→ Work instructions
In the records below, find each line that holds "chart" and return it.
----- Data extracts
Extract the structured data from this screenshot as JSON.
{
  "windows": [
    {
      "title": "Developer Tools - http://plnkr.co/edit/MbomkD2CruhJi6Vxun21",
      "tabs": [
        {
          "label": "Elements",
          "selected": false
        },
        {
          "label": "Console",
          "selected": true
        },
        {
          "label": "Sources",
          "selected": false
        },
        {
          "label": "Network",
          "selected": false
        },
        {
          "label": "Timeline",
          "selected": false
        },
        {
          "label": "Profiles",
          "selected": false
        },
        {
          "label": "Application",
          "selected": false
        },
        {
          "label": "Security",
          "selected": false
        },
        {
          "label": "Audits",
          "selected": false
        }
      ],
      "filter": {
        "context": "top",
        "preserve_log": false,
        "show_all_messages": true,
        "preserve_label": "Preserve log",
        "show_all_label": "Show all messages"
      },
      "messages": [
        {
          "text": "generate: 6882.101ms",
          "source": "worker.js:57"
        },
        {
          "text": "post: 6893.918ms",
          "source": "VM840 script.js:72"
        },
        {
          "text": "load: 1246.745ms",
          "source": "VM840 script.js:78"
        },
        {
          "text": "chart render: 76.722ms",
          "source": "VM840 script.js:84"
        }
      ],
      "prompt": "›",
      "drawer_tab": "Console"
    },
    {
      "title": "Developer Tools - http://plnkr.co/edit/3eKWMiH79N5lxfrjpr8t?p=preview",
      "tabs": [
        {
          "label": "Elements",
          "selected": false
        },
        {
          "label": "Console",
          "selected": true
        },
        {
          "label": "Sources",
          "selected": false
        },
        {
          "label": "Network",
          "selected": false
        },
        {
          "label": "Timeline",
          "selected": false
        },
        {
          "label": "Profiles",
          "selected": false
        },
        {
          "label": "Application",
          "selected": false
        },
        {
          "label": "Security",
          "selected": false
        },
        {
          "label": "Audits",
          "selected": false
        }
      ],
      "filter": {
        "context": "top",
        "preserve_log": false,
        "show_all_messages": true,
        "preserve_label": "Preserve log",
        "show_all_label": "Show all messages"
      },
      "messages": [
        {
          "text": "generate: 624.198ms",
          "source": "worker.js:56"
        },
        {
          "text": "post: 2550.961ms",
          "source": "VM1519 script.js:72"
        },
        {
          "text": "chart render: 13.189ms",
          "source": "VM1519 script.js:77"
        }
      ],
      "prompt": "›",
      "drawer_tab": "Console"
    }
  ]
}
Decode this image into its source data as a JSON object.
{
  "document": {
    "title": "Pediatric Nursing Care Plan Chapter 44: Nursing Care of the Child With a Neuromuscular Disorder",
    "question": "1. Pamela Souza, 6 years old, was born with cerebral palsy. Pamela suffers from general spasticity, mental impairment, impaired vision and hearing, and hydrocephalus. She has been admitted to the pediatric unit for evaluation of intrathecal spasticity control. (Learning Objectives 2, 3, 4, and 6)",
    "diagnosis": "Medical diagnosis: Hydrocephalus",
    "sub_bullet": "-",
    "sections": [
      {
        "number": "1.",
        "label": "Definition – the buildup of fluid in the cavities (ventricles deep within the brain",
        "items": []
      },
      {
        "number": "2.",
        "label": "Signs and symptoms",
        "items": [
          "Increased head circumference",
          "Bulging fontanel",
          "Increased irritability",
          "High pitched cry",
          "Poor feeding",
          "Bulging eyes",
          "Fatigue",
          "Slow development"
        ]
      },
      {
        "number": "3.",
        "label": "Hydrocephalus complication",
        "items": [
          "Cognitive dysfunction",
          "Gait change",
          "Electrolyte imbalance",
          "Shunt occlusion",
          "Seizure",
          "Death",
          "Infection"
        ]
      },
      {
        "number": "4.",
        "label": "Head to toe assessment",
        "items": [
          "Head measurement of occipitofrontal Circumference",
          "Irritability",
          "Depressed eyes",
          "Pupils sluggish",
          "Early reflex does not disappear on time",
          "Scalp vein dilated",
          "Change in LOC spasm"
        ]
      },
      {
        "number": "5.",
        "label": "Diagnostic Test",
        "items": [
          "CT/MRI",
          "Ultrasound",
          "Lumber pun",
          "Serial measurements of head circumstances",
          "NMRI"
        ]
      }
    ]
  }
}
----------
→ Worked solution
          "text": "chart render: 76.722ms",
          "text": "chart render: 13.189ms",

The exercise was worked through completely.